(App and web page records)
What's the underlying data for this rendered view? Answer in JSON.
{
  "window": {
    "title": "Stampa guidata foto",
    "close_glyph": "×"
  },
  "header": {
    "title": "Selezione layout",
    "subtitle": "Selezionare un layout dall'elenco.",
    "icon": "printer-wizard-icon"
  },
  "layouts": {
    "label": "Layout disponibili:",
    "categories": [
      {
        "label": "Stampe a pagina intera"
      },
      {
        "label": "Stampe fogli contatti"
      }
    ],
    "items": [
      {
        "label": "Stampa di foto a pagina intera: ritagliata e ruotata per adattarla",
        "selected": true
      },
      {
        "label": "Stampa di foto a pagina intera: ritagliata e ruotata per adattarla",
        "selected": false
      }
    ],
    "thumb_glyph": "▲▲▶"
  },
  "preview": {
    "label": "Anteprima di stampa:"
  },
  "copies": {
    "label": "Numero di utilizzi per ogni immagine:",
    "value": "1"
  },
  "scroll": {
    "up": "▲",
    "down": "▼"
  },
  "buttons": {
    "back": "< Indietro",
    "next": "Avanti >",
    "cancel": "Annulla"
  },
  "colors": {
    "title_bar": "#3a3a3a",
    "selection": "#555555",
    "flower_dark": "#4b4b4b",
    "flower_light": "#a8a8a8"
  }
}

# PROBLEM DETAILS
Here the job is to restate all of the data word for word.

# OUTPUT FOR THIS TASK
What's the underlying data for this rendered view? Answer in JSON.
{
  "window": {
    "title": "Stampa guidata foto",
    "close_glyph": "×"
  },
  "header": {
    "title": "Selezione layout",
    "subtitle": "Selezionare un layout dall'elenco.",
    "icon": "printer-wizard-icon"
  },
  "layouts": {
    "label": "Layout disponibili:",
    "categories": [
      {
        "label": "Stampe a pagina intera"
      },
      {
        "label": "Stampe fogli contatti"
      }
    ],
    "items": [
      {
        "label": "Stampa di foto a pagina intera: ritagliata e ruotata per adattarla",
        "selected": true
      },
      {
        "label": "Stampa di foto a pagina intera: ritagliata e ruotata per adattarla",
        "selected": false
      }
    ],
    "thumb_glyph": "▲▲▶"
  },
  "preview": {
    "label": "Anteprima di stampa:"
  },
  "copies": {
    "label": "Numero di utilizzi per ogni immagine:",
    "value": "1"
  },
  "scroll": {
    "up": "▲",
    "down": "▼"
  },
  "buttons": {
    "back": "< Indietro",
    "next": "Avanti >",
    "cancel": "Annulla"
  },
  "colors": {
    "title_bar": "#3a3a3a",
    "selection": "#555555",
    "flower_dark": "#4b4b4b",
    "flower_light": "#a8a8a8"
  }
}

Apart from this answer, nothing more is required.